DJ Shadow's The Private Press Ready For The Public

15 months in the making, the follow-up to Endtroducing marks an evolution.

DJ Shadow said he was recently described as a "gateway artist," someone whose work encourages people to delve into other types of music, and recalled it as one of the biggest compliments he'd ever received. All ego boosts aside, it is an apt description.

15 months in the making, The Private Press is Shadow's long-awaited proper follow-up to 1996's Endtroducing, the seminal record combining lush ambient and hip-hop elements that earned Shadow's music the "trip-hop" label other sonically complex, non-conformist acts such as Portishead and Esthero are also saddled with.

The entirely sampled The Private Press isn't just Endtroducing part two. "I was trying to make music that, for me, was a progression," he said on a brief break from soundcheck. "I was trying to not repeat myself. I thought, 'You can respect your fans and you can treasure your fans, but you can't cater to them.' As much as I knew a lot of people thought they wanted to hear another Endtroducing, I had to give them enough credit to know that they actually don't want that."

"I'm a fan of a thousand bands or artists or DJs," Shadow continued, "and sometimes I think to myself, 'Damn, I wish Public Enemy would just do another album like It Takes a Nation of Millions [to Hold Us Back],' but then if they ever do something like that, you realize, 'Hmm, why isn't it hitting me the same way?' And what you're actually looking for, as a fan and as somebody who invests in an artist, is for them to continue to develop and evolve. So I was just trying to, in my own way and on my own terms, evolve musically."

The first step in his musical evolution was to go back and listen to music. Not a very surprising move, but the way in which he absorbed and understood the sounds was different than he'd ever known. "In the first few months of working on the record, I made a pretty big leap personally in my musical evolution. Just in taking in a lot of influence, stuff I hadn't heard before. I felt like I started to understand certain genres of music the way I never had before and I started to understand why certain artists did what they did.

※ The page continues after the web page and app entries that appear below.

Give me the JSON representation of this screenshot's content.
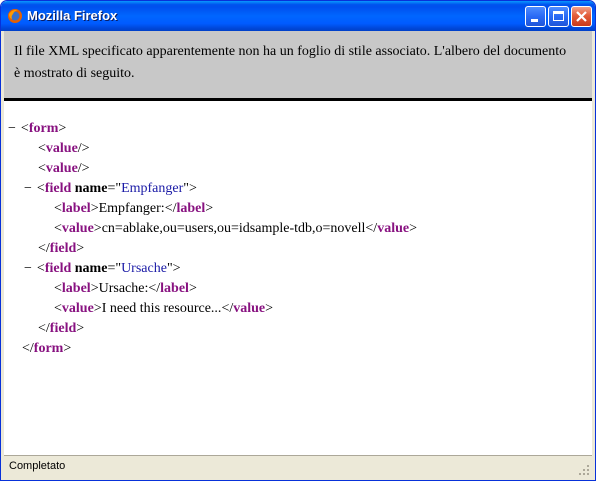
{
  "window": {
    "title": "Mozilla Firefox"
  },
  "notice": {
    "text": "Il file XML specificato apparentemente non ha un foglio di stile associato. L'albero del documento è mostrato di seguito."
  },
  "tree": {
    "minus": "−",
    "lt": "<",
    "gt": ">",
    "lt_slash": "</",
    "empty_close": "/>",
    "eq_quote": "=\"",
    "quote_gt": "\">",
    "tags": {
      "form": "form",
      "value": "value",
      "field": "field",
      "label": "label"
    },
    "attr_name": "name",
    "field1_name": "Empfanger",
    "field1_label_text": "Empfanger:",
    "field1_value_text": "cn=ablake,ou=users,ou=idsample-tdb,o=novell",
    "field2_name": "Ursache",
    "field2_label_text": "Ursache:",
    "field2_value_text": "I need this resource..."
  },
  "status": {
    "text": "Completato"
  }
}
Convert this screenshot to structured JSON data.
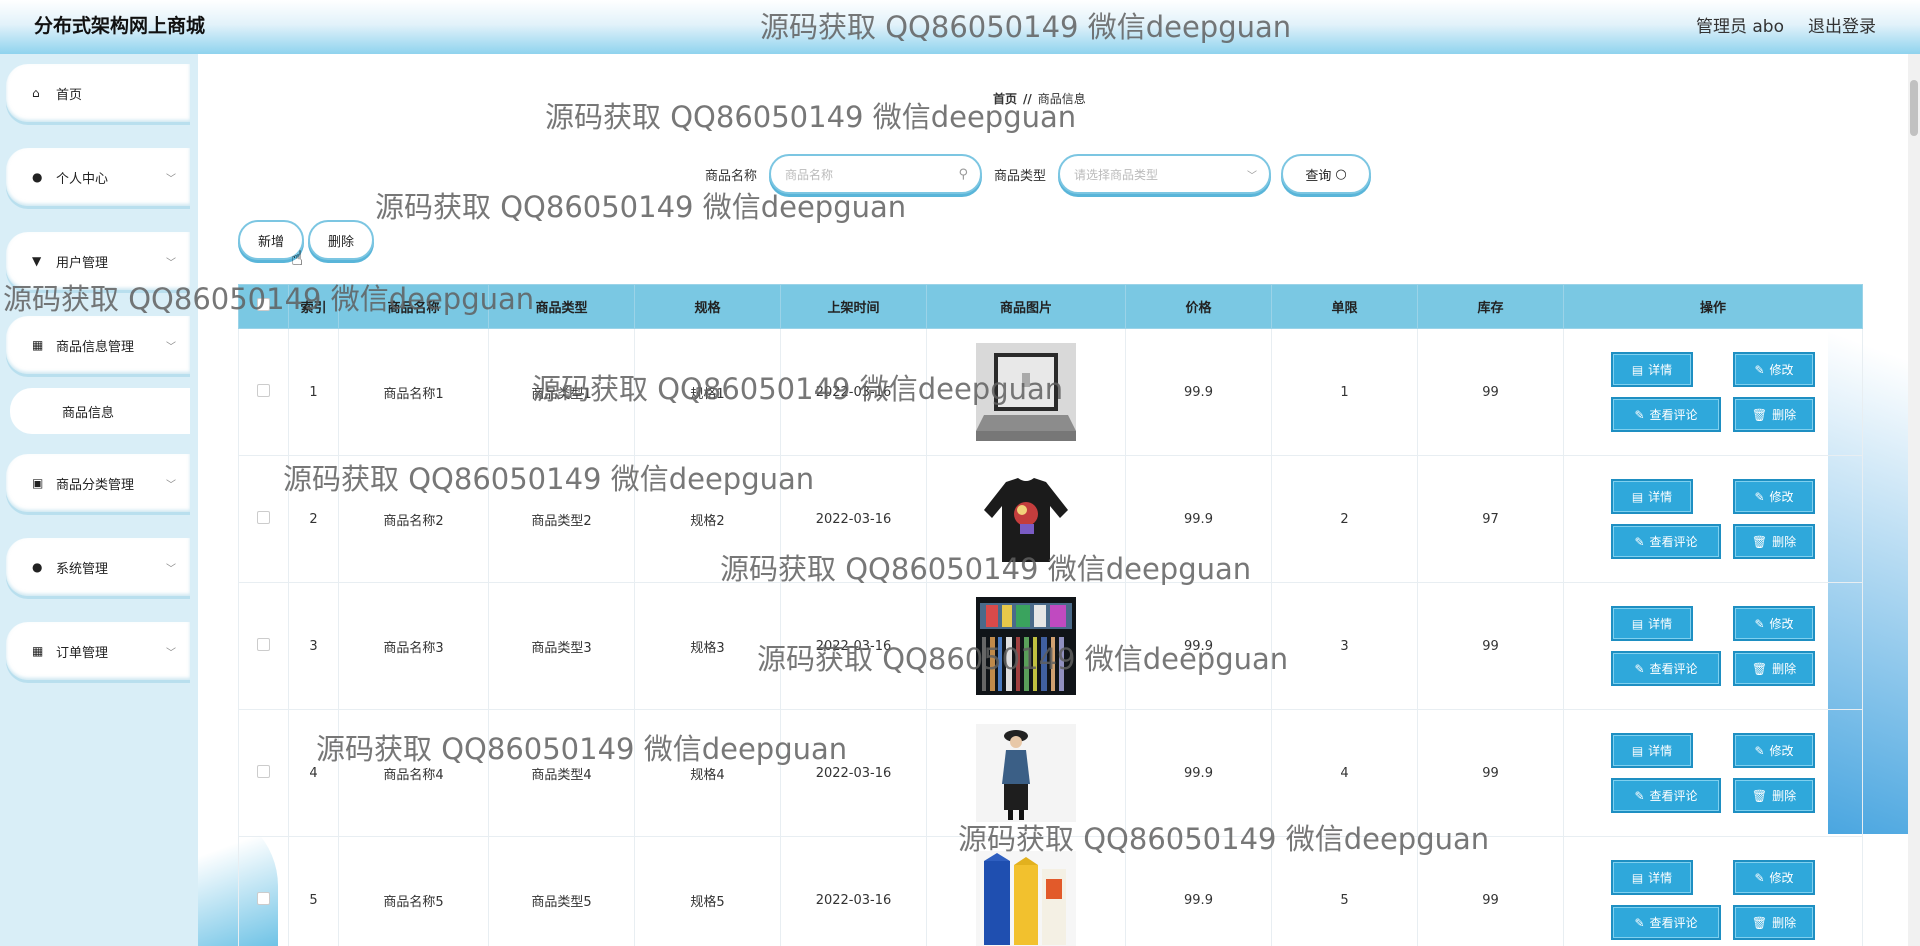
{
  "header": {
    "brand": "分布式架构网上商城",
    "user": "管理员 abo",
    "logout": "退出登录"
  },
  "sidebar": {
    "items": [
      {
        "label": "首页",
        "icon": "home-icon"
      },
      {
        "label": "个人中心",
        "icon": "user-icon"
      },
      {
        "label": "用户管理",
        "icon": "user-manage-icon"
      },
      {
        "label": "商品信息管理",
        "icon": "grid-icon"
      },
      {
        "label": "商品分类管理",
        "icon": "clipboard-icon"
      },
      {
        "label": "系统管理",
        "icon": "user-icon"
      },
      {
        "label": "订单管理",
        "icon": "grid-icon"
      }
    ],
    "submenu": "商品信息"
  },
  "breadcrumb": {
    "home": "首页",
    "sep": "//",
    "current": "商品信息"
  },
  "search": {
    "name_label": "商品名称",
    "name_placeholder": "商品名称",
    "type_label": "商品类型",
    "type_placeholder": "请选择商品类型",
    "query_button": "查询"
  },
  "actions": {
    "add": "新增",
    "delete": "删除"
  },
  "table": {
    "columns": [
      "索引",
      "商品名称",
      "商品类型",
      "规格",
      "上架时间",
      "商品图片",
      "价格",
      "单限",
      "库存",
      "操作"
    ],
    "rows": [
      {
        "index": "1",
        "name": "商品名称1",
        "type": "商品类型1",
        "spec": "规格1",
        "date": "2022-03-16",
        "price": "99.9",
        "limit": "1",
        "stock": "99",
        "image": "laptop"
      },
      {
        "index": "2",
        "name": "商品名称2",
        "type": "商品类型2",
        "spec": "规格2",
        "date": "2022-03-16",
        "price": "99.9",
        "limit": "2",
        "stock": "97",
        "image": "sweater"
      },
      {
        "index": "3",
        "name": "商品名称3",
        "type": "商品类型3",
        "spec": "规格3",
        "date": "2022-03-16",
        "price": "99.9",
        "limit": "3",
        "stock": "99",
        "image": "books"
      },
      {
        "index": "4",
        "name": "商品名称4",
        "type": "商品类型4",
        "spec": "规格4",
        "date": "2022-03-16",
        "price": "99.9",
        "limit": "4",
        "stock": "99",
        "image": "fashion"
      },
      {
        "index": "5",
        "name": "商品名称5",
        "type": "商品类型5",
        "spec": "规格5",
        "date": "2022-03-16",
        "price": "99.9",
        "limit": "5",
        "stock": "99",
        "image": "cartons"
      }
    ],
    "op_labels": {
      "detail": "详情",
      "edit": "修改",
      "comments": "查看评论",
      "delete": "删除"
    }
  },
  "watermark": "源码获取 QQ86050149 微信deepguan"
}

"To understand what the artist was thinking about and what he or she was protesting against or why they were creating that music then, to me is very fascinating," Shadow continued. "It just gives you a deeper appreciation for the music when you understand the cultural context. That's why it frustrates me when people that aren't involved in hip-hop or didn't grow up listening to it or have not made any real effort to understand hip-hop just use the surface sounds, like sampling a rap tune and not really understanding anything about what made that music so powerful at the time."

In 2000, armed with this new understanding and insight, DJ Shadow set about recording The Private Press. To share what he had learned, he decided not only to sample the sounds of the music, but also capture the spirit of it.

The title The Private Press is a reference to the vanity labels on which the album's obscure recordings would traditionally be released. In an effort to maintain the integrity of the original songs though they are changed beyond recognition — the DJ's specialty — Shadow gives a nod to their roots.

Some of the work on The Private Press wasn't so calculated. While very few of the songs have actual lyrics, the album and its titles follow a visceral progression that gives the LP a sense of continuity and completeness. "Sometimes the titles come almost immediately before there's even a structure to the song," DJ Shadow said. "Case in point would be 'Fixed Income.' That title leapt into my brain when it was just that throbbing bass sound and the drums. I don't know why that title popped into my head, but I always knew that it fit and it helped me finish the song."

Unfortunately, that wasn't the case with "You Can't Go Home Again."

"I've never been happy with that title. I struggled on a title for that song forever because I fell in love with the demo. The initial basis of the song came about in a couple of hours and I really liked it and it was so interesting to me structurally. I always tried to think of titles that could measure up to how I felt about the demo and how the song came out because I'm really happy with it, and I never really could. So I had to just come up with a title that could put somewhat of a nice neat bow on the end of the album.

"I can live with it now," he said, with a laugh. "It usually takes me four months to start slowly forgetting all the things I was lamenting, so I'm kind of starting that process now."